Parker Yates

Parker Yates is a serial entrepreneur with a long tech background including stints at: AT&T, IBM, Verizon, GE Information Systems, Interliant and a myriad of VC funded startups. Currently a Managing Partner at The CISO Group, Parker is responsible for driving the company’s revenue stream and profitability. He has also led the security surveillance company, Total Recall and served as CEO of Cellhire. Parker is an often-cited personality in the business community and is a sought-after speaker at sales and motivational conferences and events.
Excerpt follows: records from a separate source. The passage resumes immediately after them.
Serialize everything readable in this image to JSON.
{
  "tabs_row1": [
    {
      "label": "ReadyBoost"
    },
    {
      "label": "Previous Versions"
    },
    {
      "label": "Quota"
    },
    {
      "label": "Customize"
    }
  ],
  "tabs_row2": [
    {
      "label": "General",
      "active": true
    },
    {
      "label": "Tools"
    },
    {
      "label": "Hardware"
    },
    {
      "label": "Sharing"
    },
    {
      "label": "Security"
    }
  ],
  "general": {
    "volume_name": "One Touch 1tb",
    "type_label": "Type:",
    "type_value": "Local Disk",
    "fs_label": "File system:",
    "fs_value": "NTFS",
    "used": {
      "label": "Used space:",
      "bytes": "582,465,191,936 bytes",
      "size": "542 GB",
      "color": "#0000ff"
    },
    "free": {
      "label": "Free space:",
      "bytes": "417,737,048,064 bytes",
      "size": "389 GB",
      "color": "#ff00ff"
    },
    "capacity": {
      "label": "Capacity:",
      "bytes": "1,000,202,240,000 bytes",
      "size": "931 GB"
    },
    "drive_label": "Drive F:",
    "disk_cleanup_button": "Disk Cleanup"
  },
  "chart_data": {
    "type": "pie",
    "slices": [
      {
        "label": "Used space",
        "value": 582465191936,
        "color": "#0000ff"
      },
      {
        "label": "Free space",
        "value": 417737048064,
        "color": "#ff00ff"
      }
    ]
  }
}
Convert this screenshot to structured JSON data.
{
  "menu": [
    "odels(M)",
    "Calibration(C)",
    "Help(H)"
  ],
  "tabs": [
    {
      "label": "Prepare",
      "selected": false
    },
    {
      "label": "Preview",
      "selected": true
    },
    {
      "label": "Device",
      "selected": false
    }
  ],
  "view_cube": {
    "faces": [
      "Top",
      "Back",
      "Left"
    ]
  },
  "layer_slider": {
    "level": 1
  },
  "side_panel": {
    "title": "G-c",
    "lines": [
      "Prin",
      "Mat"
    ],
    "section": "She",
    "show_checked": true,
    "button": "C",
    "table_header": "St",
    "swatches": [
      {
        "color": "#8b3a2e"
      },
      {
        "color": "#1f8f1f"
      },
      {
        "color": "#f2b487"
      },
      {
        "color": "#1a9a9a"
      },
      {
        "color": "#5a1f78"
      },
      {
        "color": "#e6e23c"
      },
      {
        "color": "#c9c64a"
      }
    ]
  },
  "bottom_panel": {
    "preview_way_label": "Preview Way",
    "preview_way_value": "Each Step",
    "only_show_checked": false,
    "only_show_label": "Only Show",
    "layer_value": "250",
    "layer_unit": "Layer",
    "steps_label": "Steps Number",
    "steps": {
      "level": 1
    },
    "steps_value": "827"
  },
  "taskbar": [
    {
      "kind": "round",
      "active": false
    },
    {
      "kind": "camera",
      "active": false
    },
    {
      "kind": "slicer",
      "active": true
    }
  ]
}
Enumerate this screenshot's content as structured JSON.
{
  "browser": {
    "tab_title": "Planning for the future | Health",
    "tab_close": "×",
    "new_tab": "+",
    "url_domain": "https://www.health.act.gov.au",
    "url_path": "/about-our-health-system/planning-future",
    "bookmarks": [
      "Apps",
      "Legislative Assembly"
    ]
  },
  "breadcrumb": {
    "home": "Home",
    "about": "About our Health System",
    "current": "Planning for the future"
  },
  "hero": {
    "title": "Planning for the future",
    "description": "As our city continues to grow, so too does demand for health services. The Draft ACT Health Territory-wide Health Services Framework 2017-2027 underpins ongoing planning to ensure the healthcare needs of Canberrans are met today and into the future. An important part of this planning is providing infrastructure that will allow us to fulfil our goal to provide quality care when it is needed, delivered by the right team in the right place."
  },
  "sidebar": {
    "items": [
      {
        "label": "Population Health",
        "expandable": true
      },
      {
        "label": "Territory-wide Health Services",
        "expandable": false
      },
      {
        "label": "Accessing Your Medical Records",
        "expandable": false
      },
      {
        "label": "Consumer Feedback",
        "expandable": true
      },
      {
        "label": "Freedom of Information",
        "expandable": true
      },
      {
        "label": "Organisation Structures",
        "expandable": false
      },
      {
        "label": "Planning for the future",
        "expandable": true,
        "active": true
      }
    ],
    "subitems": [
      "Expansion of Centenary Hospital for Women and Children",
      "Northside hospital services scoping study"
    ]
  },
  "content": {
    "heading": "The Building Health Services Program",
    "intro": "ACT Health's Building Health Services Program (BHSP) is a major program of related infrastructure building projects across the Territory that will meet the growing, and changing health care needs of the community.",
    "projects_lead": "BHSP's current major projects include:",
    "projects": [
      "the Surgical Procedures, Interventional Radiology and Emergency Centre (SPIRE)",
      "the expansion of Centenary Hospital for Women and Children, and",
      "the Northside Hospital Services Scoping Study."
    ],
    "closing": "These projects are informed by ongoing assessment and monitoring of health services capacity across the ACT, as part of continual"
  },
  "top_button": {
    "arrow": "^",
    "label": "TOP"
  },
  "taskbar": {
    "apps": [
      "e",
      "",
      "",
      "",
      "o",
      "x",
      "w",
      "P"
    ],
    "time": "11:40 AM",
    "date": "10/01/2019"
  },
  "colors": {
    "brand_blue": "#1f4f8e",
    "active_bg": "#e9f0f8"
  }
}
His long view of life in the tech trenches allows him to see the big picture as new technologies come, grow and go. Parker is a graduate of State University of New York, with a Bachelor of Science in Professional Studies with a focus in Business Management and Information Technology